Don’t lie about your failures or act like you’ve never had a problem. Good interviewers know that’s a lie and probably won’t believe you if you try that.
Instead, honestly admitting to a failure but focusing on a positive resolution for it makes you appear more mature, intelligent, and responsible.
Why Technical Skills Are Relevant to this Question
Technical skills often relate to failure. For example, not having the right skills to understand a potential problem can be a significant handicap.
Employers also like it if you can identify the exact problem and what skill would resolve it, as this indicates you have a lot of experience in the area.
This question is tricky because it requires guessing what an employer wants. Most companies want people with ambition and drive, but not so much that the employees will be a poor investment to hire.
Plans can change, too, so the accuracy of your answer is less important than what you can convince the interviewer of.
Why Technical Skills Are Relevant to this Question
You can use technical skills as an explanation for motivation. For example, if you want to become a senior accountant, you can talk about how you want to acquire specific new skills in the role.
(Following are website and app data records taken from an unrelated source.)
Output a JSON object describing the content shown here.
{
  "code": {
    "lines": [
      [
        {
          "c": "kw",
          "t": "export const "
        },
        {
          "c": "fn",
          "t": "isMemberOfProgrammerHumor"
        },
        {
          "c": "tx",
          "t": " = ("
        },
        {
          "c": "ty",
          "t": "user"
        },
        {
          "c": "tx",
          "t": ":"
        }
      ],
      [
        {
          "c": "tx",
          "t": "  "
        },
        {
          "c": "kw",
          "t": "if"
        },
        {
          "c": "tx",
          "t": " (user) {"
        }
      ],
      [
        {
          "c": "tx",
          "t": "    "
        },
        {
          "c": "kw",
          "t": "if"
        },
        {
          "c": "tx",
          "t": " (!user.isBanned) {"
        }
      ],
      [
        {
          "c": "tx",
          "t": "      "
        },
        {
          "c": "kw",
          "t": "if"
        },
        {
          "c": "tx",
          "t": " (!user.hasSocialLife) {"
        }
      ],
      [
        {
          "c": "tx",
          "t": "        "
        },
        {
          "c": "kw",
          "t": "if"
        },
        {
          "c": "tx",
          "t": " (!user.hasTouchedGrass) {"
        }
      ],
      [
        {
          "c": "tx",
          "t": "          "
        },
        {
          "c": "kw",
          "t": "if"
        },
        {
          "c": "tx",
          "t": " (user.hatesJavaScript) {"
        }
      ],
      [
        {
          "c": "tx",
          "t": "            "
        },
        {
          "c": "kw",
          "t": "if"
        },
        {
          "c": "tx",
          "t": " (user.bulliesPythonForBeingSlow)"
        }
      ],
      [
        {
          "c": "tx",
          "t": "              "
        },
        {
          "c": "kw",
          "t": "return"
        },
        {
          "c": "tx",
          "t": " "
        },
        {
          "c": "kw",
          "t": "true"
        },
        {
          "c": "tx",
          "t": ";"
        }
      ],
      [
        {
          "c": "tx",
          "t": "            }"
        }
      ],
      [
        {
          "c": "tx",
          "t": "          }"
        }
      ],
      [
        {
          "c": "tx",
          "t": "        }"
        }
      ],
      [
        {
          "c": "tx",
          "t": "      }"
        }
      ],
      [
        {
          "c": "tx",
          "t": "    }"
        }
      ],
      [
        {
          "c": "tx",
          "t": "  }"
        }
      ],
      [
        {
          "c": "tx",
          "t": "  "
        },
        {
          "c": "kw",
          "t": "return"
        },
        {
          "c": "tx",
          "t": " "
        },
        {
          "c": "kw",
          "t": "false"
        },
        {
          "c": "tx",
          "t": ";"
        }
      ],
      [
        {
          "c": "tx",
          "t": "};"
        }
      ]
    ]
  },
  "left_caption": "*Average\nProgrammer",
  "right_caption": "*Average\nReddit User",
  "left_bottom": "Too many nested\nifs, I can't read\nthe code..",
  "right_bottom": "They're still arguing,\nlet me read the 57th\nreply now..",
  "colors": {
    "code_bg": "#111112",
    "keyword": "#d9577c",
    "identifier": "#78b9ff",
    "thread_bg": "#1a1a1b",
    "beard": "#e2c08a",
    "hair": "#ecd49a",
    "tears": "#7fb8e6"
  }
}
Interviewers will see this as motivation to do well in your job, which is a mark in your favor.
Tips for Improving Technical Skills
Here are some quick tips for improving your technical skills. Remember, learning is often a lifelong process, so you don’t need to stop improving just because you got a degree or landed your first job.
1. Take Classes
You can learn many technical skills through classes, whether at a community college, a continuing education center, or through a range of online certifications. Classes are a fast, effective way to develop your skills and stand out from your peers.
Skill comes with experience. Basic certification is beneficial, but the more you use your skills, the better you’ll get at them. Try to find opportunities to practice different skills and keep them fresh in your mind.
3. Accept Failure When Learning
Nobody starts as the master of a skill, although learning new skills is easier when you already know related ones. This fact is why programmers can pick up new programming languages so quickly. Most people are terrible when they start, so remember that being bad is the first step toward being good.
Additional Skills to Be Aware Of
Here are some other skills to be aware of. Remember, technical skills cover a wide range of skills, so it can be helpful to focus on specific areas when applying to different companies.
- Detail-Oriented Skills: Detail-oriented skills cover things like exact wording or precision when manufacturing. Detail is extraordinarily vital to some roles, so experience here can make a significant difference in your ability to get hired for those jobs.
- Executive Functioning Skills: Executive functioning skills are mainly soft skills but cover things like planning and the ability to follow multiple-step directions. Many technical skills also require executive functioning skills to reach their full potential.
- Analytical Skills: Analytical skills cover the ability to acquire and understand the information you see. Proper analysis can help you identify problems or even figure out what technical skills you should try developing next.
- Problem-Solving Skills: Problem-solving skills include a range of techniques and strategies you can use to overcome issues. These pair well with analytical skills, but most technical skills have some element of problem-solving to them.
- Cognitive Skills: Cognitive skills are basic skills for basic reasoning, reading, learning, and remembering. Effective use of cognitive skills can make it significantly easier to learn new technical skills. Some people have difficulty with cognitive skills, so learning to work around any limits can also help.
Technical skills are a core element of jobs, so they’re also a central element of resumes and cover letters. The most important things to understand here are that you should change what skills you mention to reflect the company you’re applying for.
Also, look for verifiable credentials to help prove your experience to employers.